La Stupenda’s spectacular original costumes are on display in London’s Royal Opera House.
Costumes, headdresses and jewellery worn by Dame Joan Sutherland in productions at Covent Garden are on display as part of a new exhibition at the opera house.
The selection spans one of her earliest ROH appearances in 1952 (as Clotilde in Norma, with Maria Callas in the title role) to her last full-length production at Covent Garden, Donizetti’s Anna Bolena in 1988.
Sutherland started out with the company in 1952 on a salary of £10 a week. It wasn’t until Franco Zeffirelli cast her as Lucia di Lammermoor in 1959 that she was rocketed to fame and in demand the world over; Covent Garden, however, always remained close to her heart.
Several Zeffirelli costumes, including the lavish dress designed for La Traviata, are featured in the exhibition.

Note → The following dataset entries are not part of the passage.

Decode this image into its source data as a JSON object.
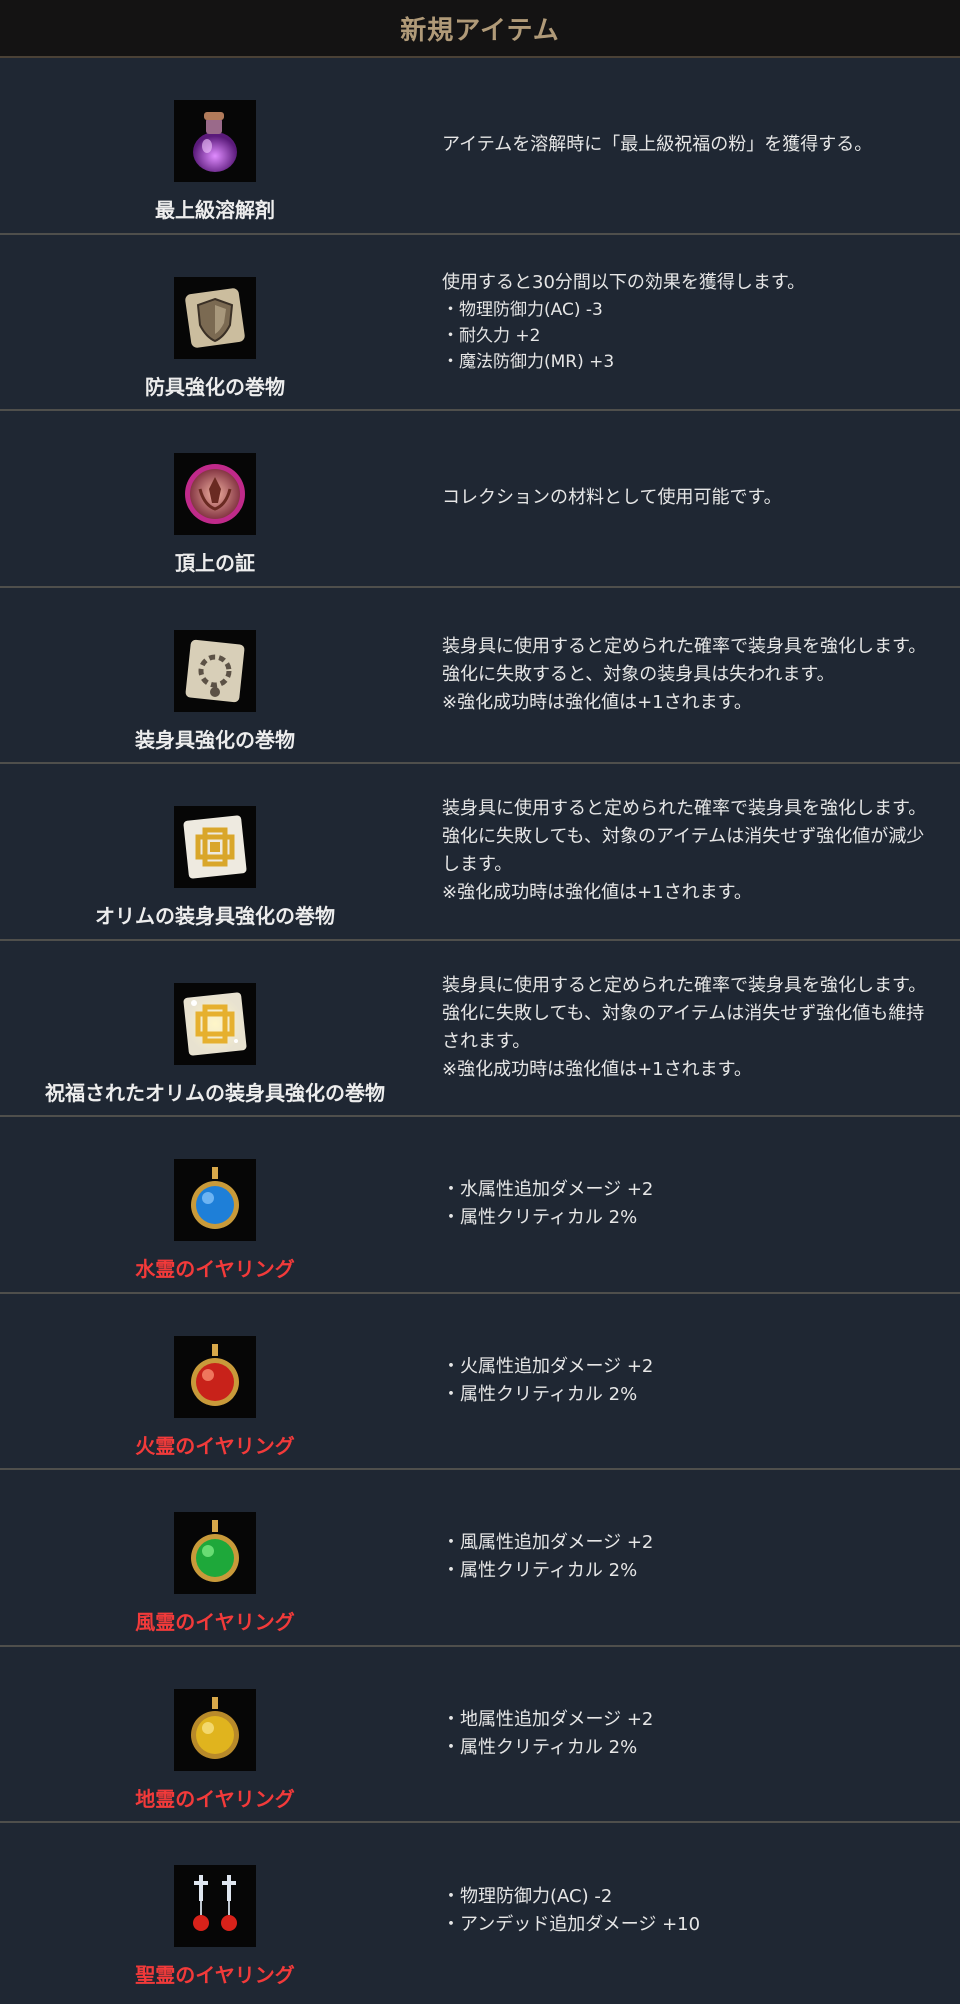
{
  "header": {
    "title": "新規アイテム"
  },
  "items": [
    {
      "name": "最上級溶解剤",
      "icon": "purple-potion-icon",
      "desc": [
        "アイテムを溶解時に「最上級祝福の粉」を獲得する。"
      ]
    },
    {
      "name": "防具強化の巻物",
      "icon": "armor-scroll-icon",
      "desc": [
        "使用すると30分間以下の効果を獲得します。",
        "・物理防御力(AC) -3",
        "・耐久力 +2",
        "・魔法防御力(MR) +3"
      ]
    },
    {
      "name": "頂上の証",
      "icon": "summit-medal-icon",
      "desc": [
        "コレクションの材料として使用可能です。"
      ]
    },
    {
      "name": "装身具強化の巻物",
      "icon": "accessory-scroll-icon",
      "desc": [
        "装身具に使用すると定められた確率で装身具を強化します。",
        "強化に失敗すると、対象の装身具は失われます。",
        "※強化成功時は強化値は+1されます。"
      ]
    },
    {
      "name": "オリムの装身具強化の巻物",
      "icon": "orim-scroll-icon",
      "desc": [
        "装身具に使用すると定められた確率で装身具を強化します。",
        "強化に失敗しても、対象のアイテムは消失せず強化値が減少",
        "します。",
        "※強化成功時は強化値は+1されます。"
      ]
    },
    {
      "name": "祝福されたオリムの装身具強化の巻物",
      "icon": "blessed-orim-scroll-icon",
      "desc": [
        "装身具に使用すると定められた確率で装身具を強化します。",
        "強化に失敗しても、対象のアイテムは消失せず強化値も維持",
        "されます。",
        "※強化成功時は強化値は+1されます。"
      ]
    },
    {
      "name": "水霊のイヤリング",
      "icon": "water-earring-icon",
      "red": true,
      "desc": [
        "・水属性追加ダメージ +2",
        "・属性クリティカル 2%"
      ]
    },
    {
      "name": "火霊のイヤリング",
      "icon": "fire-earring-icon",
      "red": true,
      "desc": [
        "・火属性追加ダメージ +2",
        "・属性クリティカル 2%"
      ]
    },
    {
      "name": "風霊のイヤリング",
      "icon": "wind-earring-icon",
      "red": true,
      "desc": [
        "・風属性追加ダメージ +2",
        "・属性クリティカル 2%"
      ]
    },
    {
      "name": "地霊のイヤリング",
      "icon": "earth-earring-icon",
      "red": true,
      "desc": [
        "・地属性追加ダメージ +2",
        "・属性クリティカル 2%"
      ]
    },
    {
      "name": "聖霊のイヤリング",
      "icon": "holy-earring-icon",
      "red": true,
      "desc": [
        "・物理防御力(AC) -2",
        "・アンデッド追加ダメージ +10"
      ]
    }
  ],
  "colors": {
    "accent_title": "#b09a78",
    "earring_name": "#f23a3a",
    "background": "#1f2733"
  }
}
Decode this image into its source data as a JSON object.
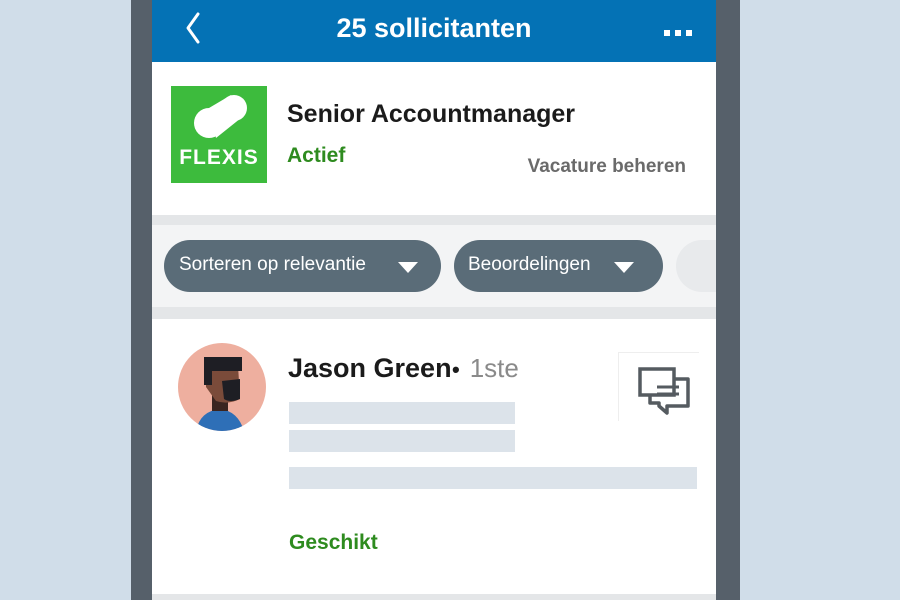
{
  "header": {
    "title": "25 sollicitanten",
    "back_icon": "chevron-left-icon",
    "more_icon": "more-horizontal-icon"
  },
  "job": {
    "company_logo_text": "FLEXIS",
    "title": "Senior Accountmanager",
    "status": "Actief",
    "manage_label": "Vacature beheren"
  },
  "filters": {
    "sort_label": "Sorteren op relevantie",
    "reviews_label": "Beoordelingen"
  },
  "applicant": {
    "name": "Jason Green",
    "separator": "•",
    "degree": "1ste",
    "rating_label": "Geschikt",
    "message_icon": "message-icon"
  },
  "colors": {
    "brand_blue": "#0472b5",
    "status_green": "#2e8b1f",
    "logo_green": "#3dbb3d",
    "pill_bg": "#5a6c78",
    "page_bg": "#d0dde9",
    "frame": "#56606a"
  }
}
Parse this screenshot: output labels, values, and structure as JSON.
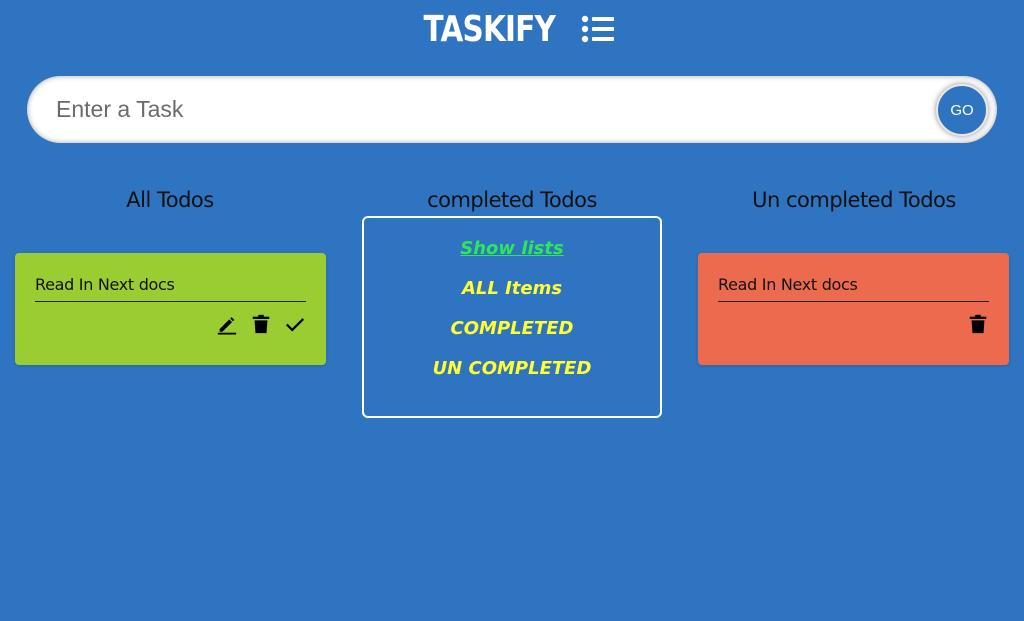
{
  "header": {
    "title": "TASKIFY",
    "icon": "list-icon"
  },
  "search": {
    "placeholder": "Enter a Task",
    "value": "",
    "go_label": "GO"
  },
  "columns": {
    "all": {
      "heading": "All Todos"
    },
    "completed": {
      "heading": "completed Todos"
    },
    "uncompleted": {
      "heading": "Un completed Todos"
    }
  },
  "all_todos": [
    {
      "text": "Read In Next docs",
      "actions": [
        "edit-icon",
        "trash-icon",
        "check-icon"
      ]
    }
  ],
  "uncompleted_todos": [
    {
      "text": "Read In Next docs",
      "actions": [
        "trash-icon"
      ]
    }
  ],
  "menu": {
    "title": "Show lists",
    "items": [
      "ALL Items",
      "COMPLETED",
      "UN COMPLETED"
    ]
  },
  "colors": {
    "background": "#2f74c0",
    "all_card": "#9acd32",
    "uncompleted_card": "#ec6b4f",
    "menu_title": "#2ee65a",
    "menu_item": "#ffff33"
  }
}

The Royal Opera House’s Exhibitions and Heritage Publications Manager, Cristina Franchi, describes Sutherland’s work with the director as “a very happy partnership.”
“He realised that she felt physically unconfident,” Franchi told BBC News, “so he designed her costumes to really make her look beautiful.”
Other costume designers whose work for Sutherland is on display include Michael Stennett, who created the jewel-studded, fur-lined dress she wore in Lucrezia Borgia. The garment is so heavy, says Franchi, that “it took three of us to lift it onto the mannequin.”
The exhibition includes programs and rare photographs capturing the breadth of Sutherland’s long and fruitful career at Covent Garden. It is open to the public as a tour from now until February 2012.
To mark one year since the legendary Australian soprano’s death on October 10, 2010, Limelight has made her the cover star of the December issue, available now from the online store. In Dame Joan: The True Story, her widower and greatest collaborator Richard Bonynge reflects on his first meeting with Joan, her performance highs and lows, her final days and, of course, that incredible voice.